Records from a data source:
○ ○ ○
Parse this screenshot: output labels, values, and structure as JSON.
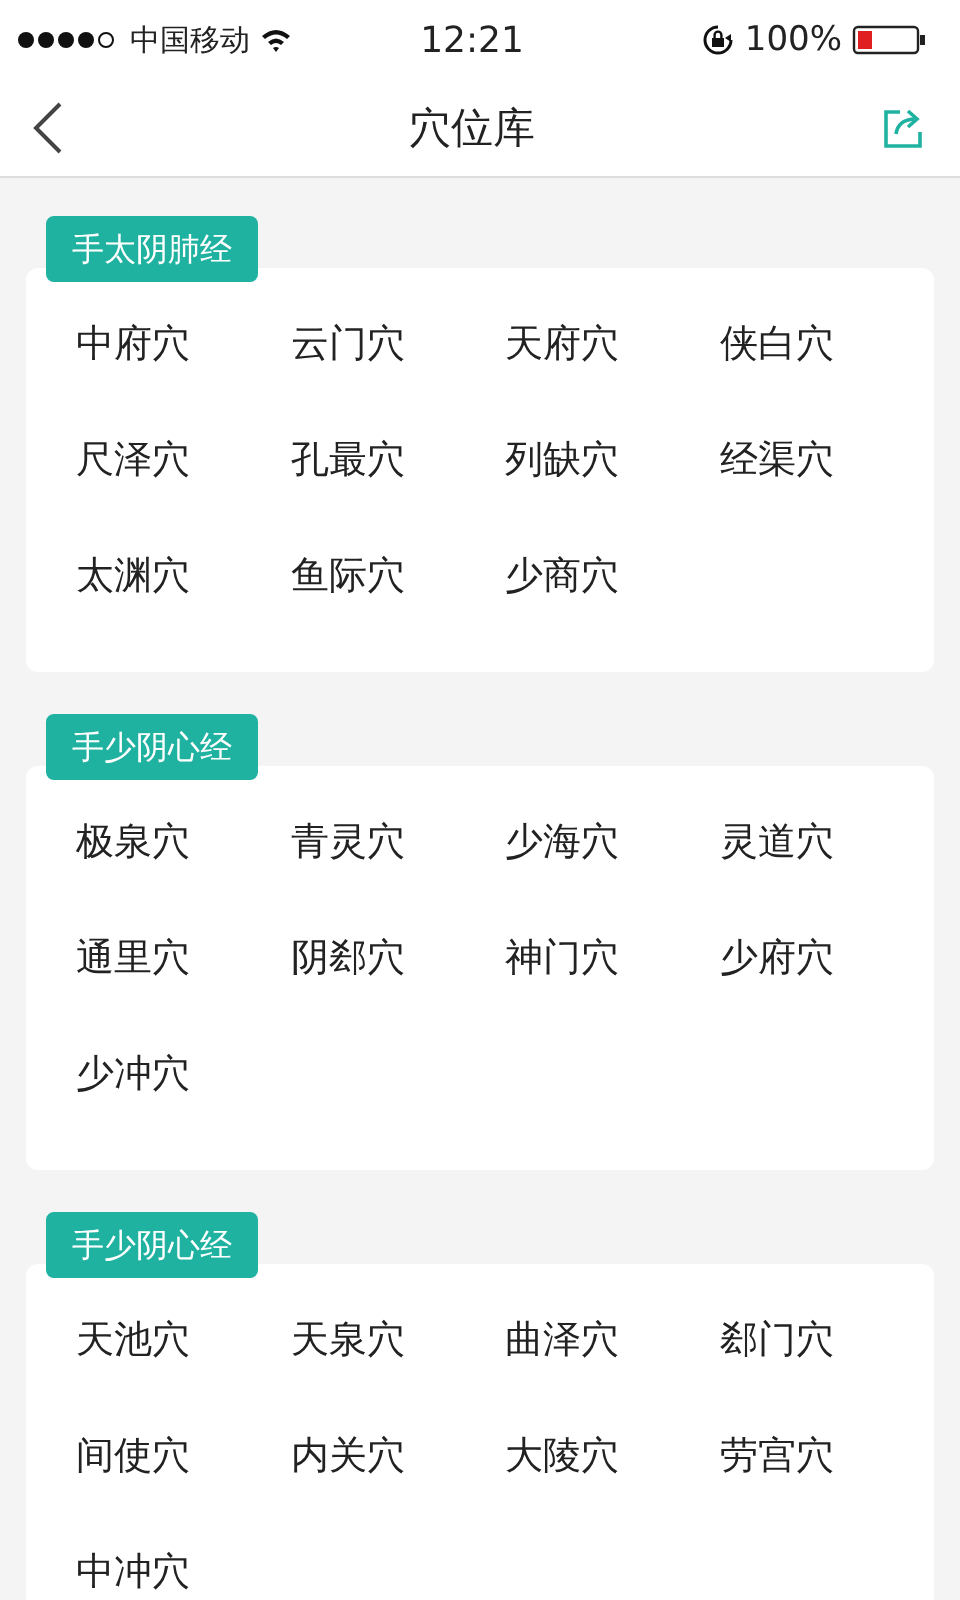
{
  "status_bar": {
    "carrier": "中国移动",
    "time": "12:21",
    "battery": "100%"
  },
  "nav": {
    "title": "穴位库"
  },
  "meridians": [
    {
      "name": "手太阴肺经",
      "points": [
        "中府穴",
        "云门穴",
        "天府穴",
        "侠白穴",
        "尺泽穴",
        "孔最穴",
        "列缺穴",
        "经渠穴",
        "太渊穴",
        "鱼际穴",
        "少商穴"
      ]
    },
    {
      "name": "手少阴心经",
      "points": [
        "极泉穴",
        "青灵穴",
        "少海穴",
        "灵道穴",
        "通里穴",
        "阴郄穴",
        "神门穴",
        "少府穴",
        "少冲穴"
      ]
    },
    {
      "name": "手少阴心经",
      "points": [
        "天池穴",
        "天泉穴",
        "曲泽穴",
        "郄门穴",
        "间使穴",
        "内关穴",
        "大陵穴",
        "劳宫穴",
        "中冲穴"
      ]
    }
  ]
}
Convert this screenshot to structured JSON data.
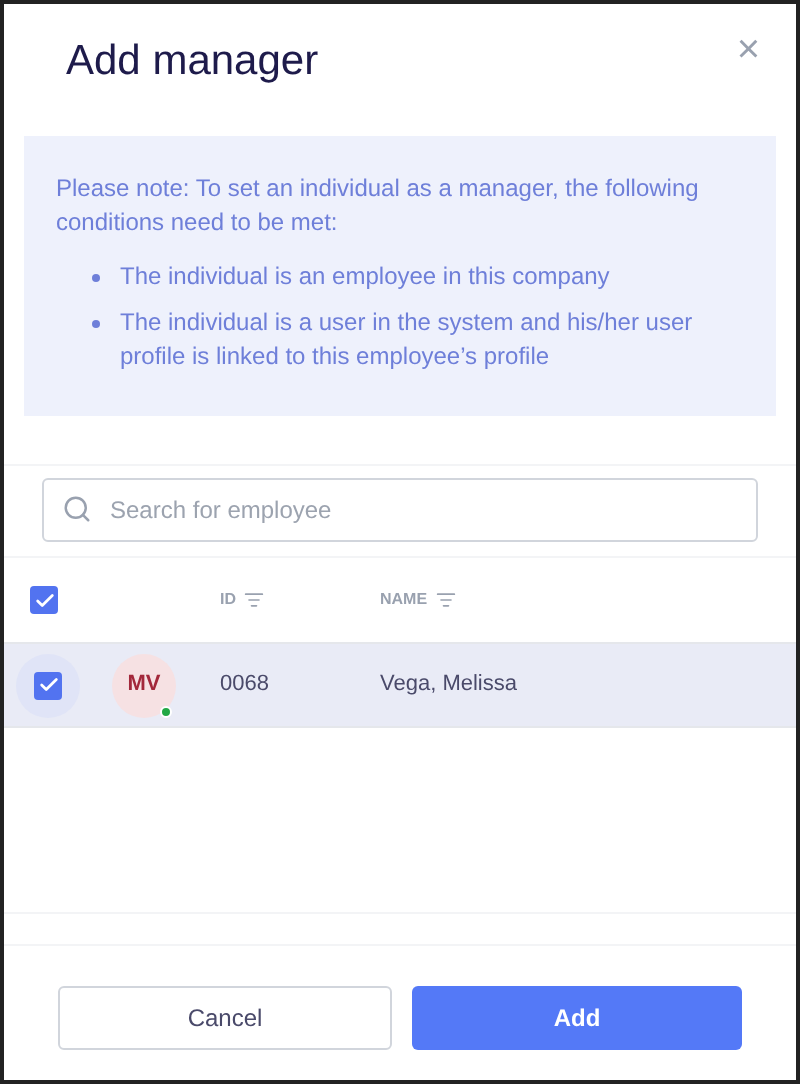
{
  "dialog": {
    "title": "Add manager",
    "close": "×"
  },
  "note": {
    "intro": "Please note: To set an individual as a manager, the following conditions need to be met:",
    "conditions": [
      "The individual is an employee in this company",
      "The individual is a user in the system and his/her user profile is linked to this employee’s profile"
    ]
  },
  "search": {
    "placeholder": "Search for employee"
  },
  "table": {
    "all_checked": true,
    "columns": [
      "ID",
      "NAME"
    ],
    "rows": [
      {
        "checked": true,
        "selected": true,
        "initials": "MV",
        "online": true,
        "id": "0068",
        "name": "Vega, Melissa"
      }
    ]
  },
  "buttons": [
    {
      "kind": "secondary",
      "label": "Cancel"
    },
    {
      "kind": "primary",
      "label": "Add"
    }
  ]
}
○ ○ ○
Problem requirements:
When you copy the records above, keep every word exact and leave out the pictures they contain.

Answer:
Parse this screenshot: output labels, values, and structure as JSON.
{
  "status_bar": {
    "carrier": "中国移动",
    "time": "12:21",
    "battery": "100%"
  },
  "nav": {
    "title": "穴位库"
  },
  "meridians": [
    {
      "name": "手太阴肺经",
      "points": [
        "中府穴",
        "云门穴",
        "天府穴",
        "侠白穴",
        "尺泽穴",
        "孔最穴",
        "列缺穴",
        "经渠穴",
        "太渊穴",
        "鱼际穴",
        "少商穴"
      ]
    },
    {
      "name": "手少阴心经",
      "points": [
        "极泉穴",
        "青灵穴",
        "少海穴",
        "灵道穴",
        "通里穴",
        "阴郄穴",
        "神门穴",
        "少府穴",
        "少冲穴"
      ]
    },
    {
      "name": "手少阴心经",
      "points": [
        "天池穴",
        "天泉穴",
        "曲泽穴",
        "郄门穴",
        "间使穴",
        "内关穴",
        "大陵穴",
        "劳宫穴",
        "中冲穴"
      ]
    }
  ]
}
Convert this screenshot to structured JSON data.
{
  "dialog": {
    "title": "Add manager",
    "close": "×"
  },
  "note": {
    "intro": "Please note: To set an individual as a manager, the following conditions need to be met:",
    "conditions": [
      "The individual is an employee in this company",
      "The individual is a user in the system and his/her user profile is linked to this employee’s profile"
    ]
  },
  "search": {
    "placeholder": "Search for employee"
  },
  "table": {
    "all_checked": true,
    "columns": [
      "ID",
      "NAME"
    ],
    "rows": [
      {
        "checked": true,
        "selected": true,
        "initials": "MV",
        "online": true,
        "id": "0068",
        "name": "Vega, Melissa"
      }
    ]
  },
  "buttons": [
    {
      "kind": "secondary",
      "label": "Cancel"
    },
    {
      "kind": "primary",
      "label": "Add"
    }
  ]
}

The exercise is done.